Rob England (@theitskeptic) retweeted (and agreed with) a Tweet from Antonio Valle (@avallesalas) who said "Why not create an open-source alternative to ITIL?" I responded asking, "What about an entire open source standards movement?"
I have, in the past, been involved with both ISO and IEEE software/systems related standards work. Without getting into an entire explanation of how standards bodies work, one of the issues raised by people on the "outside" is that it is very costly to get standards and difficult to find out the real status of ongoing work. At a certain stage in standards work, drafts are no longer available to anyone outside the standards working groups and voting bodies.
To be involved in such groups costs money, not because there is a high membership fee. There are 2-3 meetings of each per year, which means travel & living costs plus time away from work for 2-3 days each time. This cost dwarfs any fees associated with membership. Consequently, membership in such organizations usually means corporate support of some sort. Therefore, most of the people involved represent corporate interests. In the case of the software/systems areas in which I was involved (process related), most participants were either government bodies or contractors to the government (or consultant groups associated with government work).
The argument for the cost of standards is that the bodies overseeing the work have legal and administrative costs to cover (besides publishing ones) to ensure the fairness of the standards work.

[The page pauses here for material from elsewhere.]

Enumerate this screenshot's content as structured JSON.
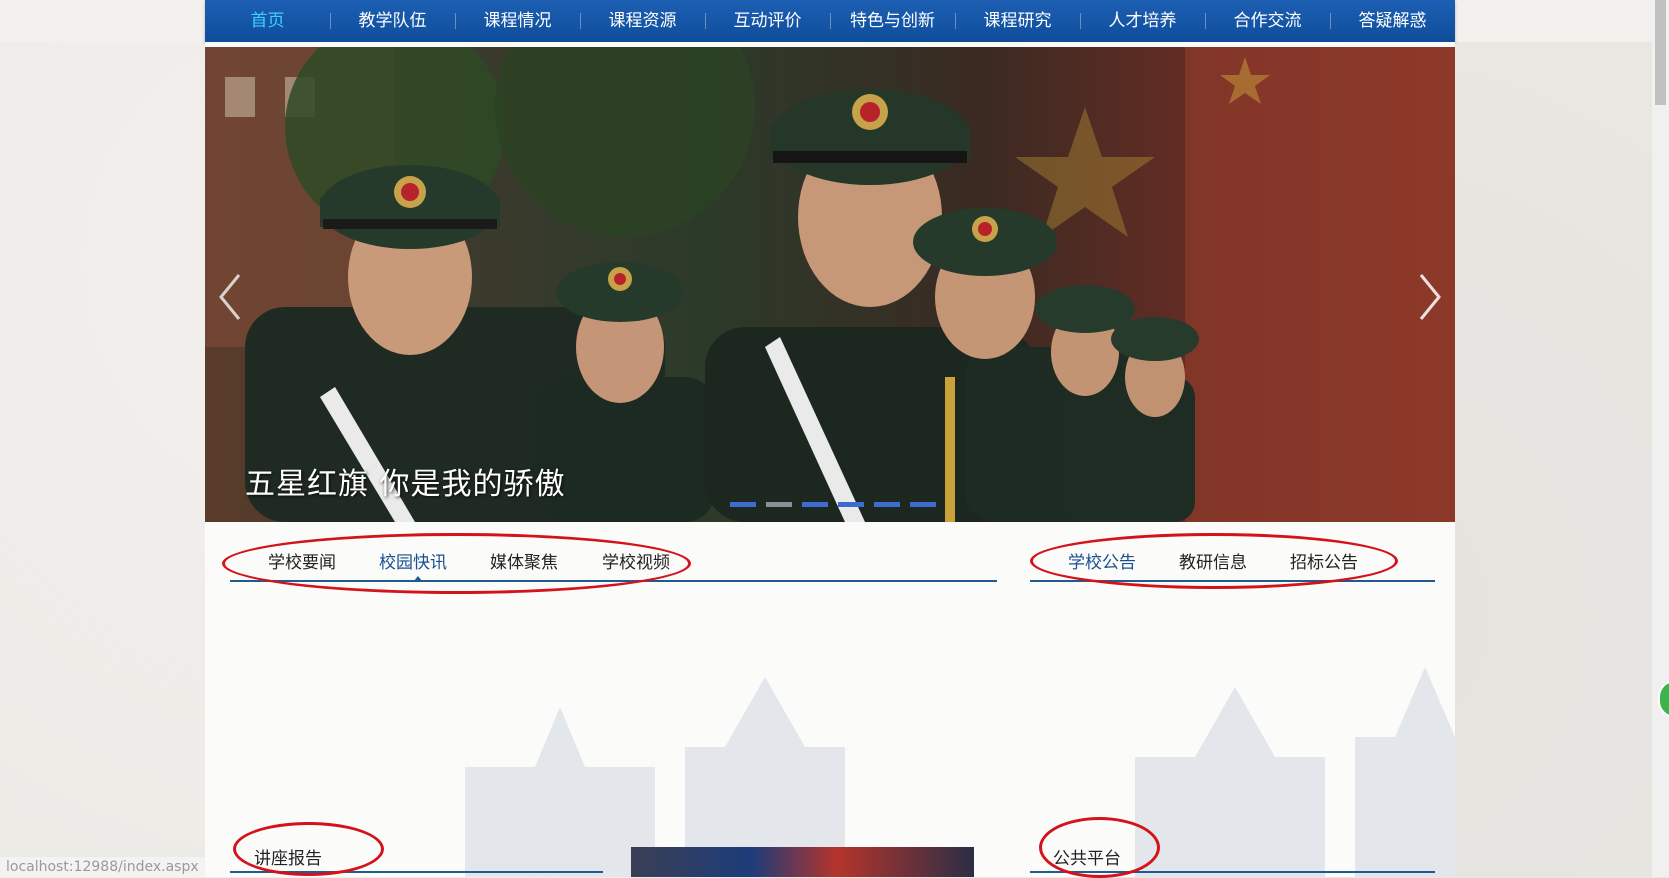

This fairness is very important since contracts and business often depend on meeting standards, so making sure the standards do not unnecessarily favor certain vendors or industry groups is very important. (In the case of ISO standards, the issue is to ensure countries or blocks of countries are not so favored.)
However, standards are made by those who show up either to the write or vote upon them. The former carries a good bit of weight since voters rarely spend the time to re-write what comes out of a working committee, though comments can be extensive. Part of the fairness issue is to make sure all comments are addressed and dealt with appropriately and in an open manner.

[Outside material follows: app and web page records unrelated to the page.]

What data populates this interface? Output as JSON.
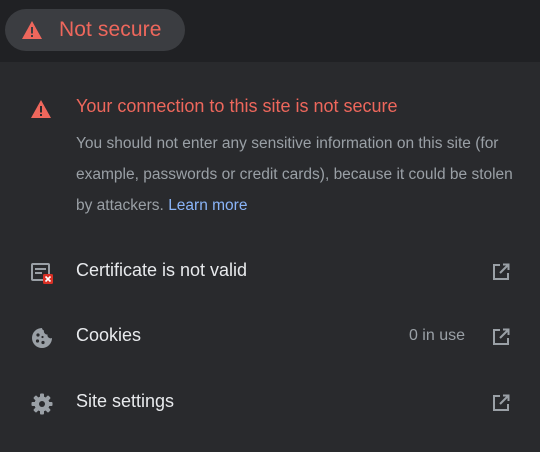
{
  "chip": {
    "label": "Not secure",
    "icon": "warning-triangle-icon",
    "color": "#ee675c"
  },
  "warning": {
    "icon": "warning-triangle-icon",
    "title": "Your connection to this site is not secure",
    "body": "You should not enter any sensitive information on this site (for example, passwords or credit cards), because it could be stolen by attackers.",
    "learn_more": "Learn more"
  },
  "rows": [
    {
      "id": "certificate",
      "icon": "certificate-error-icon",
      "label": "Certificate is not valid",
      "status": "",
      "action_icon": "open-external-icon"
    },
    {
      "id": "cookies",
      "icon": "cookie-icon",
      "label": "Cookies",
      "status": "0 in use",
      "action_icon": "open-external-icon"
    },
    {
      "id": "site-settings",
      "icon": "gear-icon",
      "label": "Site settings",
      "status": "",
      "action_icon": "open-external-icon"
    }
  ],
  "colors": {
    "background": "#202124",
    "panel": "#292a2d",
    "danger": "#ee675c",
    "link": "#8ab4f8",
    "text_primary": "#e8eaed",
    "text_secondary": "#9aa0a6"
  }
}
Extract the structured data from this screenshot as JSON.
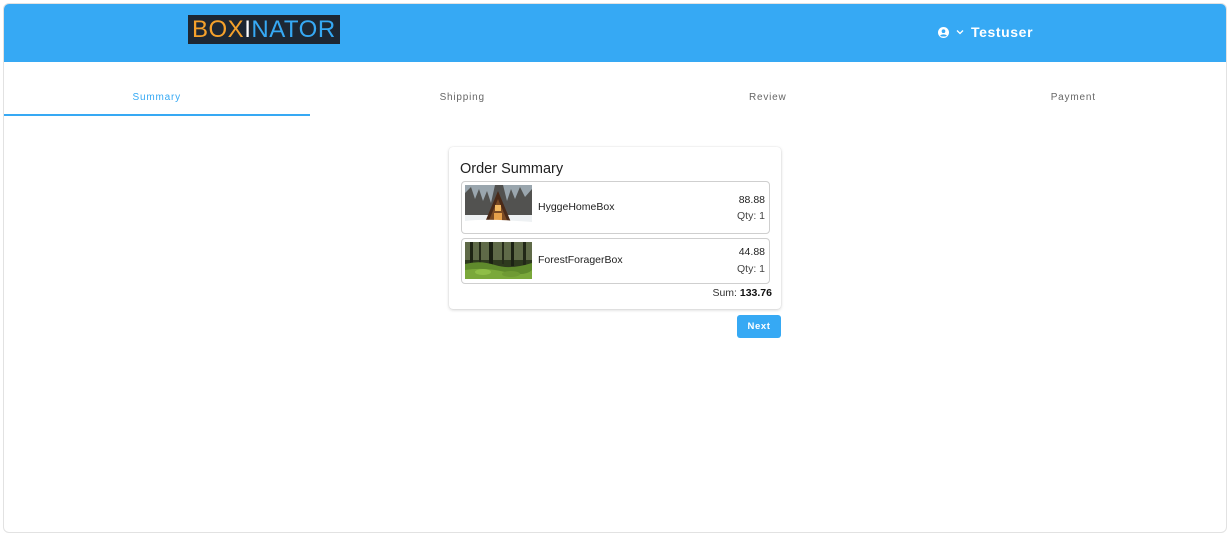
{
  "header": {
    "logo": {
      "part1": "BOX",
      "part2": "I",
      "part3": "NATOR"
    },
    "user": {
      "icon": "user-circle-icon",
      "dropdown_icon": "chevron-down-icon",
      "name": "Testuser"
    }
  },
  "tabs": [
    {
      "label": "Summary",
      "active": true
    },
    {
      "label": "Shipping",
      "active": false
    },
    {
      "label": "Review",
      "active": false
    },
    {
      "label": "Payment",
      "active": false
    }
  ],
  "order_summary": {
    "title": "Order Summary",
    "items": [
      {
        "name": "HyggeHomeBox",
        "price": "88.88",
        "qty": "Qty: 1",
        "image": "a-frame-cabin-in-snowy-forest"
      },
      {
        "name": "ForestForagerBox",
        "price": "44.88",
        "qty": "Qty: 1",
        "image": "mossy-forest-floor"
      }
    ],
    "sum_label": "Sum:",
    "sum_value": "133.76"
  },
  "actions": {
    "next_label": "Next"
  },
  "colors": {
    "primary": "#36a9f4",
    "logo_bg": "#1d2733",
    "logo_orange": "#f5a12b"
  }
}
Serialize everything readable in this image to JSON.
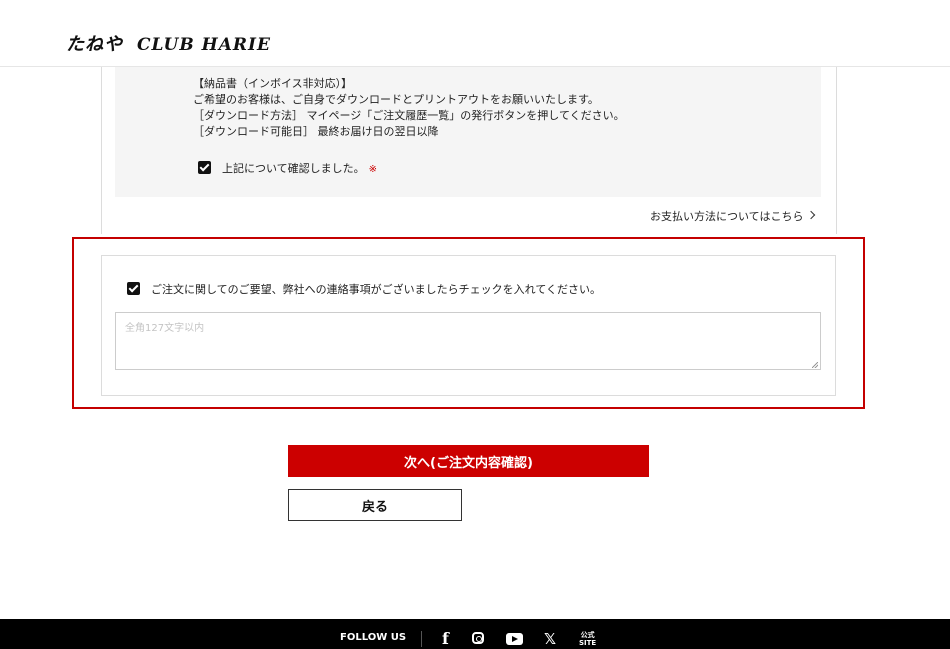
{
  "header": {
    "logo_primary": "たねや",
    "logo_secondary": "CLUB HARIE"
  },
  "invoice_notice": {
    "title": "【納品書（インボイス非対応）】",
    "line1": "ご希望のお客様は、ご自身でダウンロードとプリントアウトをお願いいたします。",
    "line2": "［ダウンロード方法］ マイページ「ご注文履歴一覧」の発行ボタンを押してください。",
    "line3": "［ダウンロード可能日］ 最終お届け日の翌日以降",
    "confirm_label": "上記について確認しました。",
    "required_mark": "※"
  },
  "payment_link": "お支払い方法についてはこちら",
  "request": {
    "checkbox_label": "ご注文に関してのご要望、弊社への連絡事項がございましたらチェックを入れてください。",
    "placeholder": "全角127文字以内",
    "value": ""
  },
  "buttons": {
    "next": "次へ(ご注文内容確認)",
    "back": "戻る"
  },
  "footer": {
    "follow_us": "FOLLOW US",
    "facebook": "f",
    "x": "𝕏",
    "official_line1": "公式",
    "official_line2": "SITE"
  },
  "colors": {
    "accent": "#cc0000",
    "highlight_frame": "#c40000",
    "footer_bg": "#000000"
  }
}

It can takes years for a standard to go from a proposal for new work to an actual accepted document. So the cost can be significant to participate, in money and time.
Now one way to have an impact on this process, is to come to the bodies with a draft of a standard already in hand. Of course, that is usually done by some member of the group or some document "sponsored" by such a member. Once a document is created by or adopted by a standards body, the copyright belongs to that body, i.e., they "own" the document. From then on, they are the ones entitled to make changes (or not) to it.

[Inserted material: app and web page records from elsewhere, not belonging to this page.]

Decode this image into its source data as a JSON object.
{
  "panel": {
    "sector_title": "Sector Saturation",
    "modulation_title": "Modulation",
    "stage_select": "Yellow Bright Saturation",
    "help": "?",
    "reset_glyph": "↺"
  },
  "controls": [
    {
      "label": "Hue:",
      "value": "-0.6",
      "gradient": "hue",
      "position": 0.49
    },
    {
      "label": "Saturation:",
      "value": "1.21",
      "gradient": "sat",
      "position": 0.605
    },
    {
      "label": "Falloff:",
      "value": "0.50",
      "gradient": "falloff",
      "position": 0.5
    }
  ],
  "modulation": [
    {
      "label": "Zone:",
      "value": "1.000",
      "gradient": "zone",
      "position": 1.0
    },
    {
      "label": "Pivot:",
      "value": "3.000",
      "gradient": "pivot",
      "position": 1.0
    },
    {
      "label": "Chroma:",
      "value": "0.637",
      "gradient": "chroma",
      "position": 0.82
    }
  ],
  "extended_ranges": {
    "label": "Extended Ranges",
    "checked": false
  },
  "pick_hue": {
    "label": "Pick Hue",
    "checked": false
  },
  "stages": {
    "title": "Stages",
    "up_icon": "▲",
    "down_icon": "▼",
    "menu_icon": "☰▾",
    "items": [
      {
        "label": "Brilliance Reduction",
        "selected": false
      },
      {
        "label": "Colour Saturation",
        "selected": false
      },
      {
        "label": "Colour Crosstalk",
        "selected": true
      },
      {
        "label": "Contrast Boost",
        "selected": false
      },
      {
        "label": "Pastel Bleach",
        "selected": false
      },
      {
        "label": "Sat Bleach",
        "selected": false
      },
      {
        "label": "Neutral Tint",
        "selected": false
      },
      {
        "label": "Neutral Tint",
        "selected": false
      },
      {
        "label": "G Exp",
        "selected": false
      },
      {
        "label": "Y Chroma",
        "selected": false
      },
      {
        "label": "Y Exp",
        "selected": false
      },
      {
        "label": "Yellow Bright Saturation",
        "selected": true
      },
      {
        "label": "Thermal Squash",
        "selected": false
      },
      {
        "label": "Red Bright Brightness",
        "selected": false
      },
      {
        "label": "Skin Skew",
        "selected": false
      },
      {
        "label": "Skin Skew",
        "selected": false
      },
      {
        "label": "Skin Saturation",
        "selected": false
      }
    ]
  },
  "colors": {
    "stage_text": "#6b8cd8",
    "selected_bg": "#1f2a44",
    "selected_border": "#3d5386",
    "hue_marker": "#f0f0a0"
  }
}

My thought when I asked about an open source standards effort would be to see if a standards document could be produced that could get industry support but be developed in an open source manner. I did some work on an agile-related standard for IEEE where I attempted to use email rather than face-to-face meetings to try to get broad international participation. But it was not open source and consensus was difficult to impossible to achieve that way with the large number of people involved. An open source approach might be able to overcome this as the open source community has addressed software developed in a "community" fashion.
Do people who have had open source and/or standards experience feel this could work? One major question would be how the results are handled and appropriate "stability" introduced so the result can be reliably used as a reference that is not changing too frequently given how standards are used over many years and may become part of contractual considerations.